Panic and Anxiety-Reply

Author Affiliations

Department of Psychiatry Columbia University 722 W 168 St New York, NY 10032

Arch Gen Psychiatry. 1983;40(10):1149. doi:10.1001/archpsyc.1983.01790090111018

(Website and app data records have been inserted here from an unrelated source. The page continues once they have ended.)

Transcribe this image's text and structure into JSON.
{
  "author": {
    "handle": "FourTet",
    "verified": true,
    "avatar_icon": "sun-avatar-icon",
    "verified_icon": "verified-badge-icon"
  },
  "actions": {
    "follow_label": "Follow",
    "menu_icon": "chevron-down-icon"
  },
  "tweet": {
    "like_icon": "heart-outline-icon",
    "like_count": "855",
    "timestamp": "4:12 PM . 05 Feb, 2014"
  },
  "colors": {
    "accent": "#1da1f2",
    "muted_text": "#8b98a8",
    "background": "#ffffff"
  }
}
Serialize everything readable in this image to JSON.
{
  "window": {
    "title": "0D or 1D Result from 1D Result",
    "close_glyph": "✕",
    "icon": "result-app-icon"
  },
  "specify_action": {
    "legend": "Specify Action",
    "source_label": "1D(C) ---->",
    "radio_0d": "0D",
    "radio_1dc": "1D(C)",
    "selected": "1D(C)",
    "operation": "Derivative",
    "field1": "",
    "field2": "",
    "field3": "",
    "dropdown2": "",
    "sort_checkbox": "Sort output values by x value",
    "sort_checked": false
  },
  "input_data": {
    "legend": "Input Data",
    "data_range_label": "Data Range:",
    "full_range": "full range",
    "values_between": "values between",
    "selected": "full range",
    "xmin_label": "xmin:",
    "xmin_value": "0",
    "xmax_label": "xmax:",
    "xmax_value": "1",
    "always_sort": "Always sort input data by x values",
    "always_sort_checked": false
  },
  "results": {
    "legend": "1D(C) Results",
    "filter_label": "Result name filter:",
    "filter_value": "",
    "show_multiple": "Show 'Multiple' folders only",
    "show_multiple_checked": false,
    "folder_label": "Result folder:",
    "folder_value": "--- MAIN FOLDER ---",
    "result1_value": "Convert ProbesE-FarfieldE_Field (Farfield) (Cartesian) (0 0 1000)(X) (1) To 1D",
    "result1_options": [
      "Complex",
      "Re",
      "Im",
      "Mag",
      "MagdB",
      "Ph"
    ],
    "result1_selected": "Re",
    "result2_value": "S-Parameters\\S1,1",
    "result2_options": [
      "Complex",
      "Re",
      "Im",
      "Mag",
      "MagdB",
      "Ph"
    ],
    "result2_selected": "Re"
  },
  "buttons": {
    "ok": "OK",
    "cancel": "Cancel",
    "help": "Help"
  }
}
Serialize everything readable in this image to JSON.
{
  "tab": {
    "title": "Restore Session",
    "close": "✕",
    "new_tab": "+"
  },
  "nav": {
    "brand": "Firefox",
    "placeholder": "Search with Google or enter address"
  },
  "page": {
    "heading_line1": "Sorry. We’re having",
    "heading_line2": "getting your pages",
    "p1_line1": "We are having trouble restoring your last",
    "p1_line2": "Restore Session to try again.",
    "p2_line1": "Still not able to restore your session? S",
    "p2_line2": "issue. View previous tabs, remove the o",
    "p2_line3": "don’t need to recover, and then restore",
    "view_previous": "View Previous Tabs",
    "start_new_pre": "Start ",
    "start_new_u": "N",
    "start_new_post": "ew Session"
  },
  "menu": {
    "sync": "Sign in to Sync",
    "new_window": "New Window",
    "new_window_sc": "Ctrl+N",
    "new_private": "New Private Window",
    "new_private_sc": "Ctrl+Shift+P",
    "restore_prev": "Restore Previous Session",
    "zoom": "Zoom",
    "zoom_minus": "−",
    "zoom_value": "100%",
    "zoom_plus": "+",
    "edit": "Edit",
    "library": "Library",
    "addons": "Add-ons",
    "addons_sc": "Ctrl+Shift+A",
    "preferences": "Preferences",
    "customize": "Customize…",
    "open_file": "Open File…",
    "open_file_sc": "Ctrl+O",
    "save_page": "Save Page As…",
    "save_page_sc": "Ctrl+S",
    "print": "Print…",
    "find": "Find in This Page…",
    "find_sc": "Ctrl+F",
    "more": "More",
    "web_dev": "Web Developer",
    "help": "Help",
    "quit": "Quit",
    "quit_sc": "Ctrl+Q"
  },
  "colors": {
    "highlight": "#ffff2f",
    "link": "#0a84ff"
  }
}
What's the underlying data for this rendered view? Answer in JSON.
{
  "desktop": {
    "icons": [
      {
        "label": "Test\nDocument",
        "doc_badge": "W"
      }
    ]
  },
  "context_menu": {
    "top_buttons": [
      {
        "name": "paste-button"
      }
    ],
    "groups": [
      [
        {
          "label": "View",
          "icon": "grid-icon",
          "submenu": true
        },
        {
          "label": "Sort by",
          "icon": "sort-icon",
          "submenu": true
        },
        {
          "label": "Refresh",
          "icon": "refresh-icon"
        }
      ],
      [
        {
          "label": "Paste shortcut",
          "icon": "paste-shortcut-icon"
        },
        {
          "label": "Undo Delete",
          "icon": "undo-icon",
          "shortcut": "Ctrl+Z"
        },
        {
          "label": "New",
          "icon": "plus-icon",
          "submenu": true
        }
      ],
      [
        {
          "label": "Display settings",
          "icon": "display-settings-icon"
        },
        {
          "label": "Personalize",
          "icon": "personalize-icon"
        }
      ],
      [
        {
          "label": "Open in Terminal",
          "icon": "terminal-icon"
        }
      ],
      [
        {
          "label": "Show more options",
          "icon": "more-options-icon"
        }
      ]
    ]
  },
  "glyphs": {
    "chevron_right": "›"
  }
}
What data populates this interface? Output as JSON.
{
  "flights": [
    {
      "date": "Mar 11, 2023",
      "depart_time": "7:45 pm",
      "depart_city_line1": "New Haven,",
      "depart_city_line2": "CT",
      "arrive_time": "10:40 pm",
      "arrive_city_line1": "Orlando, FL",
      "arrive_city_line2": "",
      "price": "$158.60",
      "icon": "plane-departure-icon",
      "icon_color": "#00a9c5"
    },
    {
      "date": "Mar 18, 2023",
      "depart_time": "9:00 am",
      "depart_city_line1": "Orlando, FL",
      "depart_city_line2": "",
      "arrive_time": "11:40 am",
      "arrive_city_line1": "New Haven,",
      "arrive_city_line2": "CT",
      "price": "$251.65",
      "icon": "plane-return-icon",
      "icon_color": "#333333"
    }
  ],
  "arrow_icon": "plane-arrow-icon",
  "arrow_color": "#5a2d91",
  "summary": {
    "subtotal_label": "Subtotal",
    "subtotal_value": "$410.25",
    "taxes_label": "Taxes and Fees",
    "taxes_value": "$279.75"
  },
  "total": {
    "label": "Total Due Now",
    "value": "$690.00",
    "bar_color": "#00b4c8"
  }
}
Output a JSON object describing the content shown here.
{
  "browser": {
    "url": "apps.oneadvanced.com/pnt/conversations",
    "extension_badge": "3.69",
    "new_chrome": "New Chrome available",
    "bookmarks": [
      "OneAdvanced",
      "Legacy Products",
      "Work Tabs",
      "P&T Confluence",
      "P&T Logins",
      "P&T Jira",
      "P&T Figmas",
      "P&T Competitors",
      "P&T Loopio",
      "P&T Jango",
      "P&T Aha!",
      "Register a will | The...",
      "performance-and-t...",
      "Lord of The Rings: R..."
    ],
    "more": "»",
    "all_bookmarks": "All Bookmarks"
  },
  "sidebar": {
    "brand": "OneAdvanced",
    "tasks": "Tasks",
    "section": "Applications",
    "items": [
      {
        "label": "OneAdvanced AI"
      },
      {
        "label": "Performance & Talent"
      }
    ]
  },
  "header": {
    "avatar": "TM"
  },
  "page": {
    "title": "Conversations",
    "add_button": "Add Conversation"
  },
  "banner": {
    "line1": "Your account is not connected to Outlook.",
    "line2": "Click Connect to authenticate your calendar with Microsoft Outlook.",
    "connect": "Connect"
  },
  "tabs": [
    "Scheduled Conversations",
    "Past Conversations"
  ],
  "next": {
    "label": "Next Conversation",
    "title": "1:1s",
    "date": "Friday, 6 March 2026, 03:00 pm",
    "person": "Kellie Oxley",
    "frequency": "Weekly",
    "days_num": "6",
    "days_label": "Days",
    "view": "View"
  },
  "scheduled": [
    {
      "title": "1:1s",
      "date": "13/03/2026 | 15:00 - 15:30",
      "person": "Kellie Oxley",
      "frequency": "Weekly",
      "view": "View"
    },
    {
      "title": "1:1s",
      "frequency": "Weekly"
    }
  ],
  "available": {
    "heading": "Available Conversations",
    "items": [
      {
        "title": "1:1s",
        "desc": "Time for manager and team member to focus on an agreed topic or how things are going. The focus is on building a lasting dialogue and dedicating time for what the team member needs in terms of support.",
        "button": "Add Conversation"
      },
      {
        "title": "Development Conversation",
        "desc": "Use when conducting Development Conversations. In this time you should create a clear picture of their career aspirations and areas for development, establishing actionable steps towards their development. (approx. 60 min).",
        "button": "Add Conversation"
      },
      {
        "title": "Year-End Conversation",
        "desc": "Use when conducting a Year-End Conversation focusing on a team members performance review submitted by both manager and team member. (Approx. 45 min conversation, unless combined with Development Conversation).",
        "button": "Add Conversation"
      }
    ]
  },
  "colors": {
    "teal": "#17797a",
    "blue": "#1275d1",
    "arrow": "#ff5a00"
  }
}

In Reply.—  Dr Weitzner agrees with us that Freud did not etiologically distinguish chronic anxiety and panic attacks. However, although it was not questioned in our article, he wishes to affirm that Freud made such phenomenologic distinctions. Actually, Freud went beyond a simple subcategorization of anxiety.In his 1894 article, "Obsessions and Phobias,"1 Freud stated: "In the case of agoraphobia etc., we often find the recollection of an anxiety attack; and what the patient actually fears is the occurrence of such an attack under the special conditions in which he believes he cannot escape it." In an earlier translation, supervised by Joan Riviere, the term "anxiety attack" is translated as "panic."Therefore, Freud not only made phenomenologic distinctions, he also saw the causal relationship between the primary panic attack, secondary fear of helplessness, and the development of avoidant behaviors.One can only speculate why Freud's clear recognition never became part of